» Directions
Reproduce exactly the line with "Read all visible content and emit it as JSON." and the lines after it. Stop at the last line of the data and include nothing else.

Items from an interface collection
■ ■ ■ ■
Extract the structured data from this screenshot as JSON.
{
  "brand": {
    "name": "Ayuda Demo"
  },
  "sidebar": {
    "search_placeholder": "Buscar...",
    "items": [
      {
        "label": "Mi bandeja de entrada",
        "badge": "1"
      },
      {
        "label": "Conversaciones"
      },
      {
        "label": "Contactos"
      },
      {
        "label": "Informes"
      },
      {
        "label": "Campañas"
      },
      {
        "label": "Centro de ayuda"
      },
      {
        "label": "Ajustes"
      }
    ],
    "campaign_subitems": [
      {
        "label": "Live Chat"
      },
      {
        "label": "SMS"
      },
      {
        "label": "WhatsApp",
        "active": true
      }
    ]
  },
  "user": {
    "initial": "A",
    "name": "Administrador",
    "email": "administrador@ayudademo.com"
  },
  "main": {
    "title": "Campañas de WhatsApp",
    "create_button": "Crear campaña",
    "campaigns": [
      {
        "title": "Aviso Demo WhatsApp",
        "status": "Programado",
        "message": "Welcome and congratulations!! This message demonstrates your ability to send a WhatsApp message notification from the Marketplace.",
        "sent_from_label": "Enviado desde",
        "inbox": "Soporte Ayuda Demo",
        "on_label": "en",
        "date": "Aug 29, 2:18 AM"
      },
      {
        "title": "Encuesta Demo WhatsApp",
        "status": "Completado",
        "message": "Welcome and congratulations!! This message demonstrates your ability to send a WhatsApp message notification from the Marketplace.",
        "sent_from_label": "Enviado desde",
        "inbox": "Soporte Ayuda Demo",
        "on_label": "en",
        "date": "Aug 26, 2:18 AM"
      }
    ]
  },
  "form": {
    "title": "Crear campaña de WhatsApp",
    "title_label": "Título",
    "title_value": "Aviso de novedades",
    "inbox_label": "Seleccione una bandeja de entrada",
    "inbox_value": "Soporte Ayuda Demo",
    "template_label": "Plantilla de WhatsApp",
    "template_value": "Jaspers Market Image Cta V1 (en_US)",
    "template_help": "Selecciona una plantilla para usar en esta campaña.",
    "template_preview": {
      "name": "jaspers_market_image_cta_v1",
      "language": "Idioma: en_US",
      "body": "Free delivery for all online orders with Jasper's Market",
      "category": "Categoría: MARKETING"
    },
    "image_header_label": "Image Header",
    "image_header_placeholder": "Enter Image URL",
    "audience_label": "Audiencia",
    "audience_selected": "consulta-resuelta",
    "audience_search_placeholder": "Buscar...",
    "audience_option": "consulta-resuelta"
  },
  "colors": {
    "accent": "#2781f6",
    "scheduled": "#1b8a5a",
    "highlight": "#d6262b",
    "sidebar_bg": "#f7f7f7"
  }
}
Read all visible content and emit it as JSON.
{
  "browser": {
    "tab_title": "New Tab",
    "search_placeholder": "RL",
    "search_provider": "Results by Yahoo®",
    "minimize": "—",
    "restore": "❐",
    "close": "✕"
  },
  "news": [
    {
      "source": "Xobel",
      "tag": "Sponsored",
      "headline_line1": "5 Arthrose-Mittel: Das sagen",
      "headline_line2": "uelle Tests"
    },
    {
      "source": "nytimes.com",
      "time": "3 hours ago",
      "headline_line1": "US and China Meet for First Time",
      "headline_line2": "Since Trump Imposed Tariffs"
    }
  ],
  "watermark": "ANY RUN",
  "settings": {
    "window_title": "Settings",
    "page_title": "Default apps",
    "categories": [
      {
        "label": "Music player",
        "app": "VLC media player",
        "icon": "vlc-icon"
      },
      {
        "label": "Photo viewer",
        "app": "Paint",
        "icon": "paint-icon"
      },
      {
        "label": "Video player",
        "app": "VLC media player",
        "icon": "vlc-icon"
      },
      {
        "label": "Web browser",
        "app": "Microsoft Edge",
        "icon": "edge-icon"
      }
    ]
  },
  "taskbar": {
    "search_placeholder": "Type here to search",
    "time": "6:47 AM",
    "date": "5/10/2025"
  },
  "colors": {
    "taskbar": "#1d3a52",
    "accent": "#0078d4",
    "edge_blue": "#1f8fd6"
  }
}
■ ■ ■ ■
» Task result
Read all visible content and emit it as JSON.
{
  "browser": {
    "tab_title": "New Tab",
    "search_placeholder": "RL",
    "search_provider": "Results by Yahoo®",
    "minimize": "—",
    "restore": "❐",
    "close": "✕"
  },
  "news": [
    {
      "source": "Xobel",
      "tag": "Sponsored",
      "headline_line1": "5 Arthrose-Mittel: Das sagen",
      "headline_line2": "uelle Tests"
    },
    {
      "source": "nytimes.com",
      "time": "3 hours ago",
      "headline_line1": "US and China Meet for First Time",
      "headline_line2": "Since Trump Imposed Tariffs"
    }
  ],
  "watermark": "ANY RUN",
  "settings": {
    "window_title": "Settings",
    "page_title": "Default apps",
    "categories": [
      {
        "label": "Music player",
        "app": "VLC media player",
        "icon": "vlc-icon"
      },
      {
        "label": "Photo viewer",
        "app": "Paint",
        "icon": "paint-icon"
      },
      {
        "label": "Video player",
        "app": "VLC media player",
        "icon": "vlc-icon"
      },
      {
        "label": "Web browser",
        "app": "Microsoft Edge",
        "icon": "edge-icon"
      }
    ]
  },
  "taskbar": {
    "search_placeholder": "Type here to search",
    "time": "6:47 AM",
    "date": "5/10/2025"
  },
  "colors": {
    "taskbar": "#1d3a52",
    "accent": "#0078d4",
    "edge_blue": "#1f8fd6"
  }
}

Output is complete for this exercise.